What the task asks → What you return must match the records below exactly, down to each character.

§ §

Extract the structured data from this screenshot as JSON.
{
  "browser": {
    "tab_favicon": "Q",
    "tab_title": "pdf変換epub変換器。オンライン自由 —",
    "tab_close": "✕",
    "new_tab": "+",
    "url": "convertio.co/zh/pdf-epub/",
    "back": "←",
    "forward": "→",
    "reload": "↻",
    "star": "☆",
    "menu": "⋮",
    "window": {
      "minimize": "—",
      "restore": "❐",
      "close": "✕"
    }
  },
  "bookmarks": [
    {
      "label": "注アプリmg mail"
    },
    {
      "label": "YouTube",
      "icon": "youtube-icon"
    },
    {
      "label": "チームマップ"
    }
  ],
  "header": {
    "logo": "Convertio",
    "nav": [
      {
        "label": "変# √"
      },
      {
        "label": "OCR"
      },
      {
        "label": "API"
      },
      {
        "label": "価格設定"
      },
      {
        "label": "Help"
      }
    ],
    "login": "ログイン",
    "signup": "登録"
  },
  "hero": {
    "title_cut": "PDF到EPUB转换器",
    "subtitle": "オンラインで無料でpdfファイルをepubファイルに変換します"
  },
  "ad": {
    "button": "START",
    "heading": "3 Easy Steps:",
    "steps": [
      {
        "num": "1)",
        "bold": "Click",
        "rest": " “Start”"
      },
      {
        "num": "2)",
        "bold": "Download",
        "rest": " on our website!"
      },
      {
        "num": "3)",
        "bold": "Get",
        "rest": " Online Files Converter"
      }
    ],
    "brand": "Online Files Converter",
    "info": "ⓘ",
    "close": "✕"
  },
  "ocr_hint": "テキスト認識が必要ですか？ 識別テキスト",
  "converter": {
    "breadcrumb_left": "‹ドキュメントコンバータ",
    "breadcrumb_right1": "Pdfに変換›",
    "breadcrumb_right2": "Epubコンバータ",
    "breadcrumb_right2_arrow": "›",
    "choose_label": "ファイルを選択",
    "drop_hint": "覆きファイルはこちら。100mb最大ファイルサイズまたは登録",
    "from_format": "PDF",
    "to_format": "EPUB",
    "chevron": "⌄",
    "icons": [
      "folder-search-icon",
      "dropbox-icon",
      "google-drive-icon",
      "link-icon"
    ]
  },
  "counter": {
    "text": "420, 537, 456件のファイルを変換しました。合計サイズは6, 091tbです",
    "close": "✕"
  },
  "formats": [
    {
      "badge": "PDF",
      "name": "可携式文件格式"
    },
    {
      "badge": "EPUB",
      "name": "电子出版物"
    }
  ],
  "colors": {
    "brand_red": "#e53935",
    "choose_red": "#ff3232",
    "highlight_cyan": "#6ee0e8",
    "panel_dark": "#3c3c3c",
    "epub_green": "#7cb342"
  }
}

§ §

Task response →
Extract the structured data from this screenshot as JSON.
{
  "browser": {
    "tab_favicon": "Q",
    "tab_title": "pdf変換epub変換器。オンライン自由 —",
    "tab_close": "✕",
    "new_tab": "+",
    "url": "convertio.co/zh/pdf-epub/",
    "back": "←",
    "forward": "→",
    "reload": "↻",
    "star": "☆",
    "menu": "⋮",
    "window": {
      "minimize": "—",
      "restore": "❐",
      "close": "✕"
    }
  },
  "bookmarks": [
    {
      "label": "注アプリmg mail"
    },
    {
      "label": "YouTube",
      "icon": "youtube-icon"
    },
    {
      "label": "チームマップ"
    }
  ],
  "header": {
    "logo": "Convertio",
    "nav": [
      {
        "label": "変# √"
      },
      {
        "label": "OCR"
      },
      {
        "label": "API"
      },
      {
        "label": "価格設定"
      },
      {
        "label": "Help"
      }
    ],
    "login": "ログイン",
    "signup": "登録"
  },
  "hero": {
    "title_cut": "PDF到EPUB转换器",
    "subtitle": "オンラインで無料でpdfファイルをepubファイルに変換します"
  },
  "ad": {
    "button": "START",
    "heading": "3 Easy Steps:",
    "steps": [
      {
        "num": "1)",
        "bold": "Click",
        "rest": " “Start”"
      },
      {
        "num": "2)",
        "bold": "Download",
        "rest": " on our website!"
      },
      {
        "num": "3)",
        "bold": "Get",
        "rest": " Online Files Converter"
      }
    ],
    "brand": "Online Files Converter",
    "info": "ⓘ",
    "close": "✕"
  },
  "ocr_hint": "テキスト認識が必要ですか？ 識別テキスト",
  "converter": {
    "breadcrumb_left": "‹ドキュメントコンバータ",
    "breadcrumb_right1": "Pdfに変換›",
    "breadcrumb_right2": "Epubコンバータ",
    "breadcrumb_right2_arrow": "›",
    "choose_label": "ファイルを選択",
    "drop_hint": "覆きファイルはこちら。100mb最大ファイルサイズまたは登録",
    "from_format": "PDF",
    "to_format": "EPUB",
    "chevron": "⌄",
    "icons": [
      "folder-search-icon",
      "dropbox-icon",
      "google-drive-icon",
      "link-icon"
    ]
  },
  "counter": {
    "text": "420, 537, 456件のファイルを変換しました。合計サイズは6, 091tbです",
    "close": "✕"
  },
  "formats": [
    {
      "badge": "PDF",
      "name": "可携式文件格式"
    },
    {
      "badge": "EPUB",
      "name": "电子出版物"
    }
  ],
  "colors": {
    "brand_red": "#e53935",
    "choose_red": "#ff3232",
    "highlight_cyan": "#6ee0e8",
    "panel_dark": "#3c3c3c",
    "epub_green": "#7cb342"
  }
}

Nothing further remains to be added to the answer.